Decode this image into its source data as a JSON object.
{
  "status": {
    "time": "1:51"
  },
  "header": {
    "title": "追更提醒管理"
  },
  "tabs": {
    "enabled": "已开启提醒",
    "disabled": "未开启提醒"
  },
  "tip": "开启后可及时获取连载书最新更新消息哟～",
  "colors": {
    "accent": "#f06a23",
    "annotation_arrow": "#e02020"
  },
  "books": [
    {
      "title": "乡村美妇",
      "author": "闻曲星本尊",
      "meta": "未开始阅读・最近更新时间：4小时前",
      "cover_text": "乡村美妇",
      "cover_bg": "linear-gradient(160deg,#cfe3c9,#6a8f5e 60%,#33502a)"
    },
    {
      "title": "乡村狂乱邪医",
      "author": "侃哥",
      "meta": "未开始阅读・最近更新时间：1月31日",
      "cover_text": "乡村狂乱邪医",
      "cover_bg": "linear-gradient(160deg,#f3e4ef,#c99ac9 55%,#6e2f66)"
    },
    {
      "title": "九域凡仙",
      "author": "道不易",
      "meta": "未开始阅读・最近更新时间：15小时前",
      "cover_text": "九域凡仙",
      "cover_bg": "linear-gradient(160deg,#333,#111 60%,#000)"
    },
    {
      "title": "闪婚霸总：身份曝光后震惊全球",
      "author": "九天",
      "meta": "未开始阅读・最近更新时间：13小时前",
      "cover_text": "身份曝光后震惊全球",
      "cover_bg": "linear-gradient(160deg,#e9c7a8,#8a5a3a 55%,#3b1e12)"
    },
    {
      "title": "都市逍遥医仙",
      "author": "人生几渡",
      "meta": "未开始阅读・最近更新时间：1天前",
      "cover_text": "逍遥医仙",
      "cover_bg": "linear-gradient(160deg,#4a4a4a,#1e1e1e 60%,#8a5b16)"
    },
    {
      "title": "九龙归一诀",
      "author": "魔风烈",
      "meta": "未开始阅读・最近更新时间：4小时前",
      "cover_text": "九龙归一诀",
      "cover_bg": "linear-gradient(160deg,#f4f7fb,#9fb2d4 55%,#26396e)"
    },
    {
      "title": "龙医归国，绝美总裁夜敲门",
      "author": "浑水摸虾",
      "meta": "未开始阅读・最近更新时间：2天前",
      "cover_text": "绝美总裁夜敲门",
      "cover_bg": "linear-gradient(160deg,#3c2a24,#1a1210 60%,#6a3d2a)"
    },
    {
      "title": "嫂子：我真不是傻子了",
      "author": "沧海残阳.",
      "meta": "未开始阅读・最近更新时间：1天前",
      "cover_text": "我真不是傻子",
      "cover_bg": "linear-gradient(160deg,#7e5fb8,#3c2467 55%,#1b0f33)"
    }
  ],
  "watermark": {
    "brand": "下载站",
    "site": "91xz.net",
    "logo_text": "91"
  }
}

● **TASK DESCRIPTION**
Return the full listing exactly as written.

● **EXERCISE OUTPUT**
Decode this image into its source data as a JSON object.
{
  "status": {
    "time": "1:51"
  },
  "header": {
    "title": "追更提醒管理"
  },
  "tabs": {
    "enabled": "已开启提醒",
    "disabled": "未开启提醒"
  },
  "tip": "开启后可及时获取连载书最新更新消息哟～",
  "colors": {
    "accent": "#f06a23",
    "annotation_arrow": "#e02020"
  },
  "books": [
    {
      "title": "乡村美妇",
      "author": "闻曲星本尊",
      "meta": "未开始阅读・最近更新时间：4小时前",
      "cover_text": "乡村美妇",
      "cover_bg": "linear-gradient(160deg,#cfe3c9,#6a8f5e 60%,#33502a)"
    },
    {
      "title": "乡村狂乱邪医",
      "author": "侃哥",
      "meta": "未开始阅读・最近更新时间：1月31日",
      "cover_text": "乡村狂乱邪医",
      "cover_bg": "linear-gradient(160deg,#f3e4ef,#c99ac9 55%,#6e2f66)"
    },
    {
      "title": "九域凡仙",
      "author": "道不易",
      "meta": "未开始阅读・最近更新时间：15小时前",
      "cover_text": "九域凡仙",
      "cover_bg": "linear-gradient(160deg,#333,#111 60%,#000)"
    },
    {
      "title": "闪婚霸总：身份曝光后震惊全球",
      "author": "九天",
      "meta": "未开始阅读・最近更新时间：13小时前",
      "cover_text": "身份曝光后震惊全球",
      "cover_bg": "linear-gradient(160deg,#e9c7a8,#8a5a3a 55%,#3b1e12)"
    },
    {
      "title": "都市逍遥医仙",
      "author": "人生几渡",
      "meta": "未开始阅读・最近更新时间：1天前",
      "cover_text": "逍遥医仙",
      "cover_bg": "linear-gradient(160deg,#4a4a4a,#1e1e1e 60%,#8a5b16)"
    },
    {
      "title": "九龙归一诀",
      "author": "魔风烈",
      "meta": "未开始阅读・最近更新时间：4小时前",
      "cover_text": "九龙归一诀",
      "cover_bg": "linear-gradient(160deg,#f4f7fb,#9fb2d4 55%,#26396e)"
    },
    {
      "title": "龙医归国，绝美总裁夜敲门",
      "author": "浑水摸虾",
      "meta": "未开始阅读・最近更新时间：2天前",
      "cover_text": "绝美总裁夜敲门",
      "cover_bg": "linear-gradient(160deg,#3c2a24,#1a1210 60%,#6a3d2a)"
    },
    {
      "title": "嫂子：我真不是傻子了",
      "author": "沧海残阳.",
      "meta": "未开始阅读・最近更新时间：1天前",
      "cover_text": "我真不是傻子",
      "cover_bg": "linear-gradient(160deg,#7e5fb8,#3c2467 55%,#1b0f33)"
    }
  ],
  "watermark": {
    "brand": "下载站",
    "site": "91xz.net",
    "logo_text": "91"
  }
}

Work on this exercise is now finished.